INSTRUCTIONS TO FOLLOW ▸ What you produce should match the records exactly, line for line.

EXERCISE DATA ▸
▶
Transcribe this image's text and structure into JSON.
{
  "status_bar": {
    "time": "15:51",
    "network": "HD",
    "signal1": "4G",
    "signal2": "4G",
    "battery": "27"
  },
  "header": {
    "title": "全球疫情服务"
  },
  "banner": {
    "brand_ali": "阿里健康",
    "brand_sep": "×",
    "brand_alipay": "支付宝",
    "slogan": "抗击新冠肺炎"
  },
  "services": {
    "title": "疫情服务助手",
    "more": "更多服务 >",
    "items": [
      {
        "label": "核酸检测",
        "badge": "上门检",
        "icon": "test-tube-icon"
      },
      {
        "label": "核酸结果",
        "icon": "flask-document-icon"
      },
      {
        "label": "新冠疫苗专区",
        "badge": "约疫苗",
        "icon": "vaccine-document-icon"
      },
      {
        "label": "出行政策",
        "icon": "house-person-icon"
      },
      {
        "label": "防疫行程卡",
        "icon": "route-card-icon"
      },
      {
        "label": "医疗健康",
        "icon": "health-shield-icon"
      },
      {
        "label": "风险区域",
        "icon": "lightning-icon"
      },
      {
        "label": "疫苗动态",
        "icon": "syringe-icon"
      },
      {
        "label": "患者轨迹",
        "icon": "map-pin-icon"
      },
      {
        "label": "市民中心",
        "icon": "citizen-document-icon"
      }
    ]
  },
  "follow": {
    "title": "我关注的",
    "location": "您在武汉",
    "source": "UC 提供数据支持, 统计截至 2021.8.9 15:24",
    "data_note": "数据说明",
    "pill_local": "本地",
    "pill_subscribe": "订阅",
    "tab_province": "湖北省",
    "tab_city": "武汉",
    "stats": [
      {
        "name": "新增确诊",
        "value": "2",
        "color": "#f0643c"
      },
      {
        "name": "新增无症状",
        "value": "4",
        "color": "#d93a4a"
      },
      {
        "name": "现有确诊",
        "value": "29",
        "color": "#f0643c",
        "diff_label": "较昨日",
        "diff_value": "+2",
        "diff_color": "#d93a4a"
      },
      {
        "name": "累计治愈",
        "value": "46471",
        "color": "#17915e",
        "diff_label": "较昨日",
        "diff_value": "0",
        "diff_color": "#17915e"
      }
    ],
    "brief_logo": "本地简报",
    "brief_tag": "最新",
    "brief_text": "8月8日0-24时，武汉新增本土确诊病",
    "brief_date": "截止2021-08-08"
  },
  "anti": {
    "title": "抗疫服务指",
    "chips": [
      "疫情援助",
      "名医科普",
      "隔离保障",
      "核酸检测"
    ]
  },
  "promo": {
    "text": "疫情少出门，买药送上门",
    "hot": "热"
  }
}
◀
RESPONSE AREA ▸
Transcribe this image's text and structure into JSON.
{
  "status_bar": {
    "time": "15:51",
    "network": "HD",
    "signal1": "4G",
    "signal2": "4G",
    "battery": "27"
  },
  "header": {
    "title": "全球疫情服务"
  },
  "banner": {
    "brand_ali": "阿里健康",
    "brand_sep": "×",
    "brand_alipay": "支付宝",
    "slogan": "抗击新冠肺炎"
  },
  "services": {
    "title": "疫情服务助手",
    "more": "更多服务 >",
    "items": [
      {
        "label": "核酸检测",
        "badge": "上门检",
        "icon": "test-tube-icon"
      },
      {
        "label": "核酸结果",
        "icon": "flask-document-icon"
      },
      {
        "label": "新冠疫苗专区",
        "badge": "约疫苗",
        "icon": "vaccine-document-icon"
      },
      {
        "label": "出行政策",
        "icon": "house-person-icon"
      },
      {
        "label": "防疫行程卡",
        "icon": "route-card-icon"
      },
      {
        "label": "医疗健康",
        "icon": "health-shield-icon"
      },
      {
        "label": "风险区域",
        "icon": "lightning-icon"
      },
      {
        "label": "疫苗动态",
        "icon": "syringe-icon"
      },
      {
        "label": "患者轨迹",
        "icon": "map-pin-icon"
      },
      {
        "label": "市民中心",
        "icon": "citizen-document-icon"
      }
    ]
  },
  "follow": {
    "title": "我关注的",
    "location": "您在武汉",
    "source": "UC 提供数据支持, 统计截至 2021.8.9 15:24",
    "data_note": "数据说明",
    "pill_local": "本地",
    "pill_subscribe": "订阅",
    "tab_province": "湖北省",
    "tab_city": "武汉",
    "stats": [
      {
        "name": "新增确诊",
        "value": "2",
        "color": "#f0643c"
      },
      {
        "name": "新增无症状",
        "value": "4",
        "color": "#d93a4a"
      },
      {
        "name": "现有确诊",
        "value": "29",
        "color": "#f0643c",
        "diff_label": "较昨日",
        "diff_value": "+2",
        "diff_color": "#d93a4a"
      },
      {
        "name": "累计治愈",
        "value": "46471",
        "color": "#17915e",
        "diff_label": "较昨日",
        "diff_value": "0",
        "diff_color": "#17915e"
      }
    ],
    "brief_logo": "本地简报",
    "brief_tag": "最新",
    "brief_text": "8月8日0-24时，武汉新增本土确诊病",
    "brief_date": "截止2021-08-08"
  },
  "anti": {
    "title": "抗疫服务指",
    "chips": [
      "疫情援助",
      "名医科普",
      "隔离保障",
      "核酸检测"
    ]
  },
  "promo": {
    "text": "疫情少出门，买药送上门",
    "hot": "热"
  }
}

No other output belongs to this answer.